▸ EXERCISE OBJECTIVE
Please report every line in the entries that contains the string "zoom".

Data records for software interfaces
*** Begin section ***

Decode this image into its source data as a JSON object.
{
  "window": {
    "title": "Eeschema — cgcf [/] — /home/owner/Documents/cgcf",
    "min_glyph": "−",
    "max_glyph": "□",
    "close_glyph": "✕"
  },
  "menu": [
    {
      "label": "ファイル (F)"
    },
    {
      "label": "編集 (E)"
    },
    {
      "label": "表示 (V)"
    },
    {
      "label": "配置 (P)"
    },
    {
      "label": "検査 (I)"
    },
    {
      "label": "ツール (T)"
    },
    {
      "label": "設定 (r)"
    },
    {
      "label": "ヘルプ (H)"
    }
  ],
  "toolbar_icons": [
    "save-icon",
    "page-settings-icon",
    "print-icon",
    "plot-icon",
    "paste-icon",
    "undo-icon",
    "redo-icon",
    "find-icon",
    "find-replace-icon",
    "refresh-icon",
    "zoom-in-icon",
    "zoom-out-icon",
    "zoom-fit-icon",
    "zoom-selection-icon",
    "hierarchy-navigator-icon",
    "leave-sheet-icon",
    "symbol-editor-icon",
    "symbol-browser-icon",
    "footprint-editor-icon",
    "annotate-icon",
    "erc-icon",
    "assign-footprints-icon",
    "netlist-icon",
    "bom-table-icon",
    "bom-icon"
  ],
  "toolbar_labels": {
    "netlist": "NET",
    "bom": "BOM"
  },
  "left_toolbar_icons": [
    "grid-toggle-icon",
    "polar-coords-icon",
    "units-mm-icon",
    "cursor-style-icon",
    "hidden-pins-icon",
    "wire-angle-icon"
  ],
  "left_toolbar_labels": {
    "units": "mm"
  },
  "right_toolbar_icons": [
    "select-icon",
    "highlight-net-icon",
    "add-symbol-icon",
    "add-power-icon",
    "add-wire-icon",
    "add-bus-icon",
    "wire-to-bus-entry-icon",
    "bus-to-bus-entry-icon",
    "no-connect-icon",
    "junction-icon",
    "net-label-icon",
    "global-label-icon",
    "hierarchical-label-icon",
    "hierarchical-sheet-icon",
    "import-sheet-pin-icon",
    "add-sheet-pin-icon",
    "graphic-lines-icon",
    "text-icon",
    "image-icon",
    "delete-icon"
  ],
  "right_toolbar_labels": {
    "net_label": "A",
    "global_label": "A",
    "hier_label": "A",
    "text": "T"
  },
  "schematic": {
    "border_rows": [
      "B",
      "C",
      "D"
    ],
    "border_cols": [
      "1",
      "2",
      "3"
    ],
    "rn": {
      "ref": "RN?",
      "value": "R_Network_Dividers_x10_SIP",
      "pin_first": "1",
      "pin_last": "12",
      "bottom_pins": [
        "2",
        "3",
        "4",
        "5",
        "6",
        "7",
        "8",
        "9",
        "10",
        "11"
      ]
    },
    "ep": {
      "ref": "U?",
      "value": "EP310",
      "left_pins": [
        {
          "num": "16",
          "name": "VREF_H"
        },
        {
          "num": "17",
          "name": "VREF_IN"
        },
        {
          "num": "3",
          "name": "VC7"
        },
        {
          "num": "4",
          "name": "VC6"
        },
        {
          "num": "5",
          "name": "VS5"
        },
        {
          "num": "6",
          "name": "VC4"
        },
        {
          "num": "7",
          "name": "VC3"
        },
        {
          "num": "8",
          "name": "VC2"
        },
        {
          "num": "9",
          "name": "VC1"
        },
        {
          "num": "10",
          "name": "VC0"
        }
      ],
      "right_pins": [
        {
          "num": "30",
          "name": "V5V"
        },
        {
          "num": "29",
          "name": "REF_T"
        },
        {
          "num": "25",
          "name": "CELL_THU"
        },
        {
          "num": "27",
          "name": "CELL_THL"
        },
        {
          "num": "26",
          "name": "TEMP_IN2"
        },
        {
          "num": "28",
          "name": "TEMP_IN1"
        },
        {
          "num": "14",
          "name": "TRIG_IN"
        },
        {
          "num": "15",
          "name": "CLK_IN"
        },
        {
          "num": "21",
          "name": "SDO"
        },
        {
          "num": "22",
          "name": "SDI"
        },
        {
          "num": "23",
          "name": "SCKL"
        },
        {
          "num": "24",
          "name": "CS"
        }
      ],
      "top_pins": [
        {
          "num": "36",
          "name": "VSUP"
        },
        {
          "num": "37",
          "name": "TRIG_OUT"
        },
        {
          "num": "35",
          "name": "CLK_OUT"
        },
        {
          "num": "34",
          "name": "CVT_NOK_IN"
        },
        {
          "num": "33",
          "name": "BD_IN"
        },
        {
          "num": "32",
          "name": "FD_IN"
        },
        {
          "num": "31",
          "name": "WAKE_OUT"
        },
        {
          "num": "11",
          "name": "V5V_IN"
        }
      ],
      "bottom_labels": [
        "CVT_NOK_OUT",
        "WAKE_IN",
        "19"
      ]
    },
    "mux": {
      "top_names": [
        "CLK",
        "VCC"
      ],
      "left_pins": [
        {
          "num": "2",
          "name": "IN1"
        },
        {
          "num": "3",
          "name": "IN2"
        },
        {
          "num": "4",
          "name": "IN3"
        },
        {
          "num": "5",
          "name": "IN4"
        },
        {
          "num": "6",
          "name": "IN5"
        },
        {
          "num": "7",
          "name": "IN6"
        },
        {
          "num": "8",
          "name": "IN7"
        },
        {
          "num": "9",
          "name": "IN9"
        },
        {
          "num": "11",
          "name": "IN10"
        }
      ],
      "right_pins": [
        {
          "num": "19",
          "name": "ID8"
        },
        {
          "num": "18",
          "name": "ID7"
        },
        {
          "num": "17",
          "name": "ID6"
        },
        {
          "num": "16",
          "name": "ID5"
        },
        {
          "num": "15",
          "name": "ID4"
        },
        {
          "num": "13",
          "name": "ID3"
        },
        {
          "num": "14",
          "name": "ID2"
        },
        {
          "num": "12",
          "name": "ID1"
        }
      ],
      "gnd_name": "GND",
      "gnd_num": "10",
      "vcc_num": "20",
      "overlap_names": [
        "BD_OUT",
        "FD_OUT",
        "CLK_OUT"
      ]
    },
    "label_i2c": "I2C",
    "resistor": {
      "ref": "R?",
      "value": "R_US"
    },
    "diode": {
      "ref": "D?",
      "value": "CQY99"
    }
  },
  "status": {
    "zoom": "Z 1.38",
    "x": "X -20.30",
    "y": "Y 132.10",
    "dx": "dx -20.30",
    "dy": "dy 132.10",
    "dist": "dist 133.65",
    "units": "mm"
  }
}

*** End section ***

▸ RESPONSE TO THIS EXERCISE
    "zoom-in-icon",
    "zoom-out-icon",
    "zoom-fit-icon",
    "zoom-selection-icon",
    "zoom": "Z 1.38",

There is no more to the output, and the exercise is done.